One of the more intriguing visual phenomenon is seeing a giant moon on the horizon. One might think that there is some physical explanation as to why the moon is larger when low on the horizon, but its actually a visual illusion where your brain is playing a trick on you. This illusion is aptly called the “Moon Illusion“. This illusion is incredibly well explained in the following video:
So how do people capture a super large moon in their photographs?
There are a few ways:
1) Use a large telephoto lens to photograph the moon so that it fills a larger portion of the frame
2) Add the moon to a scene using the in-camera technique of double-exposures
3) Use a Photoshop or other image editing software to composite two images together.
No one way is right or wrong as the end result pursued is at the creative discretion of the photographer. Still some people can get confused between real and altered photos to display large moonscapes. The photo at the top of this post was taken with a 600mm lens and 1.4x teleconverter for a net focal length of 840mm. The photo below was taken with a 70-300mm lens employing my film cameras double-exposure functionality.
Photoshop clearly can provide the fastest path to high impact photos, but not always the most natural rendition. A perfect example of this is comparing the two images of a moon above a Los Angeles skyscraper taken at 105mm. Moon photo composite made with Photoshop versus a straight 105mm photo of the moon. Clearly the first image has had some artistic license applied while the second is a straight representation of what a 105mm lens can capture.

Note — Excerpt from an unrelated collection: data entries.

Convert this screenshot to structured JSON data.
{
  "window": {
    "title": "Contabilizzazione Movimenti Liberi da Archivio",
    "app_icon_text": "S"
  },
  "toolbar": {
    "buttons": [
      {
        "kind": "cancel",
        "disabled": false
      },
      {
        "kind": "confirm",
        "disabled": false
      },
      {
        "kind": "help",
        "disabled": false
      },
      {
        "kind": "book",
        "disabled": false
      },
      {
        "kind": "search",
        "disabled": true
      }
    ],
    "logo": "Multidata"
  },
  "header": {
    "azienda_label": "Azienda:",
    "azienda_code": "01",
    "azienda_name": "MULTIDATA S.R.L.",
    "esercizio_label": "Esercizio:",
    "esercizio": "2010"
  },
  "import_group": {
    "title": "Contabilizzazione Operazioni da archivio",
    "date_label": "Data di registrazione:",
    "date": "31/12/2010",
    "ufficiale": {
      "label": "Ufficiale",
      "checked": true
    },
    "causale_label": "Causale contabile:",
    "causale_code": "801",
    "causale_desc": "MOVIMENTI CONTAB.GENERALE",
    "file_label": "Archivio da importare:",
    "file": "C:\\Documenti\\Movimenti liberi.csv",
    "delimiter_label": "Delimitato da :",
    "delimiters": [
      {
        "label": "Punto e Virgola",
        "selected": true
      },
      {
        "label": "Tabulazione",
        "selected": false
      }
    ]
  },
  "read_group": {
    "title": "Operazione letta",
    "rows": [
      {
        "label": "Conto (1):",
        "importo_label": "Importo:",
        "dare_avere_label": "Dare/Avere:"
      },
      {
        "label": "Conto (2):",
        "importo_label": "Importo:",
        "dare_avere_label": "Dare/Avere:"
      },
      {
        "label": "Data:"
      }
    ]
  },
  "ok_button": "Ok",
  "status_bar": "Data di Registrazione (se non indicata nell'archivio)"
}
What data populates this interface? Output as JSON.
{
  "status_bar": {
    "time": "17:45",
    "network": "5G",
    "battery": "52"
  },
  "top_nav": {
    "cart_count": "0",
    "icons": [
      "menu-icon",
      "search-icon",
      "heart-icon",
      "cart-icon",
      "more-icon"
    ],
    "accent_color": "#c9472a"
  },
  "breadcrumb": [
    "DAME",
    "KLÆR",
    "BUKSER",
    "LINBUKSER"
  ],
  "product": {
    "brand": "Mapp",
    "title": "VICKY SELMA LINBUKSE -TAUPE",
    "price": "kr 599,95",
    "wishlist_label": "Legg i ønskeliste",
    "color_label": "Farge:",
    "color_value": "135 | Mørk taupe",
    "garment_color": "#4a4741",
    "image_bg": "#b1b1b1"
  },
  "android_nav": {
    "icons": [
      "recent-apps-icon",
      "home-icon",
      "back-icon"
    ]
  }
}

All in all photographing the moon can be incredibly challenging and fun. How you represent the scene you see with your naked eye is up to you, but take into account the “Moon Illusion” when creating your final photo. It might just explain why what you see in your photo doesn’t match up to your memory of the scene.